Three attacks by suspected Islamic State militants kill 27 people in Egypt’s northern Sinai province, medical and security sources say.
In a series of tweets from Islamic State’s Sinai wing’s Twitter account, militants claimed responsibility for each of the four attacks that took place in north Sinai and Suez provinces, in some of the worst anti-state violence Egypt has seen in months.
Ansar Bayt al-Maqdis, Egypt’s most active militant group, changed its name to Sinai Province last year after swearing allegiance to Islamic State, the hardline Sunni militant group that has seized swathes of Iraq and Syria.
Egypt’s government faces an Islamist insurgency based in Sinai and growing discontent with what critics perceive as heavy-handed security tactics.
Yesterday’s first attack was a bombing targeting a military headquarters, base and hotel in the capital of North Sinai province that killed 25 and wounded at least 58, including nine civilians, security and medical sources said.
The flagship government newspaper, al-Ahram, said its office in the city of Al-Arish, which is situated opposite the military buildings, had been “completely destroyed,” although it was not clear if it had been a target.
Later, suspected militants killed an army major and wounded six others at a checkpoint in Rafah, followed by a roadside bomb in Suez city that killed a police officer, and an assault on a checkpoint south of Al-Arish that wounded four soldiers, security sources said.

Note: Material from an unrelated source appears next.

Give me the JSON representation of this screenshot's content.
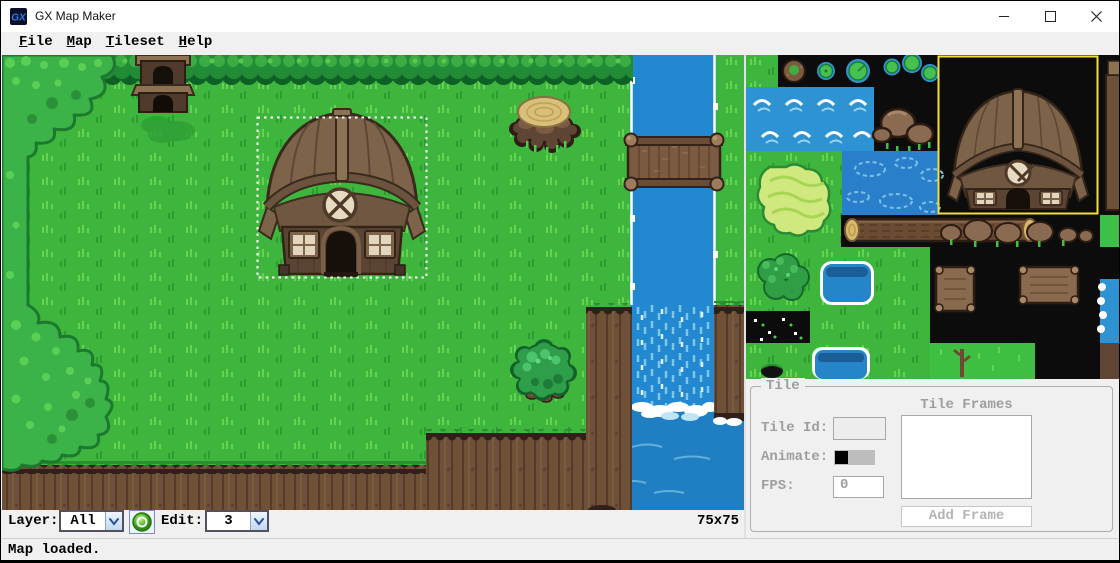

A prosperous and strong Egypt requires an environment of security and stability. US State Department
The US State Department condemned the attack, saying in a statement: “The United States remains steadfast in its support of the Egyptian government’s efforts to combat the threat of terrorism in Egypt as part of our continuing commitment to the strategic partnership between our two countries.”
— Department of State (@StateDept) January 30, 2015